Excerpted data:
------------------------------------
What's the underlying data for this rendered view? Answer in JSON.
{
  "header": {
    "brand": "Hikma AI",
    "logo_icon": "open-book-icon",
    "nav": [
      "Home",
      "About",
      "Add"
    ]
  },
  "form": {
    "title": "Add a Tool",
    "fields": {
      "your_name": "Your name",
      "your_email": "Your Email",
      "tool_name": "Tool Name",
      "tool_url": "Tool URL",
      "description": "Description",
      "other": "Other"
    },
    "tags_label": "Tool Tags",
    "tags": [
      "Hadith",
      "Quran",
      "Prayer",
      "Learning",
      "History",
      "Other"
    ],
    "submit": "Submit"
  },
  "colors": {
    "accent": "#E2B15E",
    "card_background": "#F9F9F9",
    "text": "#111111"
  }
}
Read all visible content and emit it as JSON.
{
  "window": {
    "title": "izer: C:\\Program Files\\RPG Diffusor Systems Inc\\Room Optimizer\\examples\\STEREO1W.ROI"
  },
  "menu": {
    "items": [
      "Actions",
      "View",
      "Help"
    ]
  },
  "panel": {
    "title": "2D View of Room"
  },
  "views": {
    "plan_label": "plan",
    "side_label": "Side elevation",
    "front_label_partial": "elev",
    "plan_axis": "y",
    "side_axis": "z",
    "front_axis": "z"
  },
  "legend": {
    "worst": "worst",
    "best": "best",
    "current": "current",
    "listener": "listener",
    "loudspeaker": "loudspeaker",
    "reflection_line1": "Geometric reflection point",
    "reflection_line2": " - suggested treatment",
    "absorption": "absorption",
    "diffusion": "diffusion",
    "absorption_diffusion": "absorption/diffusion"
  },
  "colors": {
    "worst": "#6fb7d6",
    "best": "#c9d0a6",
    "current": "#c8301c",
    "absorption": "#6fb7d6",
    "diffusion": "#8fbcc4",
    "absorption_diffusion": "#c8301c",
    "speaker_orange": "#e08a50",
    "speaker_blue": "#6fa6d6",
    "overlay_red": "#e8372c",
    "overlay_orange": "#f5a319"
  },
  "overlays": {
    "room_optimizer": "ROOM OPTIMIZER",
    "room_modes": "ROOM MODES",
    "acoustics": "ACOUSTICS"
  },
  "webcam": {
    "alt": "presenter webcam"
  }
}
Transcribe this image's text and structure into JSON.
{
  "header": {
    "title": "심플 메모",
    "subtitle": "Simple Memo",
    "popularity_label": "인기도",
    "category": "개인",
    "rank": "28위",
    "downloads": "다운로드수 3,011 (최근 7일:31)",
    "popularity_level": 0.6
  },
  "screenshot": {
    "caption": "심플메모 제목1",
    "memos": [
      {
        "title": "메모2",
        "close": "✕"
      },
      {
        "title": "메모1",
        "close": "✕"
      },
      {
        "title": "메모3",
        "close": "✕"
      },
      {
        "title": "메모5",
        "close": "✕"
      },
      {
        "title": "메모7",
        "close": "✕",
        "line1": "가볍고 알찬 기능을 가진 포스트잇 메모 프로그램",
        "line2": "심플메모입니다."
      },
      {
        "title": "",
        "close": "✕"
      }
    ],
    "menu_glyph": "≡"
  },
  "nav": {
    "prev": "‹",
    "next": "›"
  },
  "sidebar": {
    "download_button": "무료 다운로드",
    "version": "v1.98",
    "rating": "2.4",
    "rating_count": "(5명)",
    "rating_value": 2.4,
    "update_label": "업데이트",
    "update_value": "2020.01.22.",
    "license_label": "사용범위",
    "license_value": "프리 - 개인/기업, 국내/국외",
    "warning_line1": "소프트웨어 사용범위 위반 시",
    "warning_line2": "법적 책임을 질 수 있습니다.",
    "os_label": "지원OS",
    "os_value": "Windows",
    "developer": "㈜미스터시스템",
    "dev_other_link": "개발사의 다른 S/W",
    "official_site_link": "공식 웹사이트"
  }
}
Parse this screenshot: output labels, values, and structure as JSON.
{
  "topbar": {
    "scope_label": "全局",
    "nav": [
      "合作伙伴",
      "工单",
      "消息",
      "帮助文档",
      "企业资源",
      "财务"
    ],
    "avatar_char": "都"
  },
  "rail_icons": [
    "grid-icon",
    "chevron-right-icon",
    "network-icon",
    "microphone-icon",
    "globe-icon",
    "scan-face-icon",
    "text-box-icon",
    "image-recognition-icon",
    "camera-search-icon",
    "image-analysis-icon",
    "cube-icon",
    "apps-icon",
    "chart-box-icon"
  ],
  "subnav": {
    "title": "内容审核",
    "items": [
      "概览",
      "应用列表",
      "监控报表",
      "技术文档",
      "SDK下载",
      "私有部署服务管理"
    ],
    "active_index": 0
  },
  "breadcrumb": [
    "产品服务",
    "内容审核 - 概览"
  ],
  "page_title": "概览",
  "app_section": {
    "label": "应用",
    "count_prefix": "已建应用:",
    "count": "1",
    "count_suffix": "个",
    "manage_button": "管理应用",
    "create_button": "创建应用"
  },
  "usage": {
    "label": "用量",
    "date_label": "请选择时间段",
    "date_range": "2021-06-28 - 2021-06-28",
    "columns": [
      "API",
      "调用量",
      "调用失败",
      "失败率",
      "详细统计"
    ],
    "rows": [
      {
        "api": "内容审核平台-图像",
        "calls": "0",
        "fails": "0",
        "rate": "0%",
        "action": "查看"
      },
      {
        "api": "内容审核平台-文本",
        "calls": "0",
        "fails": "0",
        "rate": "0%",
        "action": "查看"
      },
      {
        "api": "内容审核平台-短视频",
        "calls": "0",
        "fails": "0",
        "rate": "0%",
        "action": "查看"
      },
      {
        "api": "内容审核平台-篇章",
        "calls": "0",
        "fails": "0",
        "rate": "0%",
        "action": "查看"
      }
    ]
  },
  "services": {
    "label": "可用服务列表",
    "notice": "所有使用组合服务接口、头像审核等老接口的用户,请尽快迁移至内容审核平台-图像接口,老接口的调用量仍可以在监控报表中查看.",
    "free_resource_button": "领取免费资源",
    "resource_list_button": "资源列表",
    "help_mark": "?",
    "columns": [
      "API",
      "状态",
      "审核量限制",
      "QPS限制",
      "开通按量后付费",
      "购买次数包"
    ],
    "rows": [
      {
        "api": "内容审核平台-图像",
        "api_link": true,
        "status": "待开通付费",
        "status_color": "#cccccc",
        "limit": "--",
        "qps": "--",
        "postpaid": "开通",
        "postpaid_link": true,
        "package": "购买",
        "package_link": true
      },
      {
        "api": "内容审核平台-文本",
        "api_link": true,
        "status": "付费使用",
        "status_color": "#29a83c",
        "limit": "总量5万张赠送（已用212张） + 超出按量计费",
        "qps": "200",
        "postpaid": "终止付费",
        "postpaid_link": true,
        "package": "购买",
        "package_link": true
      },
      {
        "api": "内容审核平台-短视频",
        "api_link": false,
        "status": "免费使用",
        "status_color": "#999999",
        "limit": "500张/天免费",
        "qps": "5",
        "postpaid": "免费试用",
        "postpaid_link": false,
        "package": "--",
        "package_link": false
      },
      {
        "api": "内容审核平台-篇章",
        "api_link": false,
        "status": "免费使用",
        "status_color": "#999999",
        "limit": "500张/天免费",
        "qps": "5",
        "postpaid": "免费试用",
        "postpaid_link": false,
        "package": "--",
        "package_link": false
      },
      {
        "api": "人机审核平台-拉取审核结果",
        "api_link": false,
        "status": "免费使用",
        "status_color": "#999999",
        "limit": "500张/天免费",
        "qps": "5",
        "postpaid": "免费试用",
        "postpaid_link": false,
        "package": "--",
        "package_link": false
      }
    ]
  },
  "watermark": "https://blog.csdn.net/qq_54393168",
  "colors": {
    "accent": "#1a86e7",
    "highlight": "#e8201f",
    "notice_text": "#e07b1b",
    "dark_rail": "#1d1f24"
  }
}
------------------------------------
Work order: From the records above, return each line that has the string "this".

The answer:
What's the underlying data for this rendered view? Answer in JSON.
Transcribe this image's text and structure into JSON.
Parse this screenshot: output labels, values, and structure as JSON.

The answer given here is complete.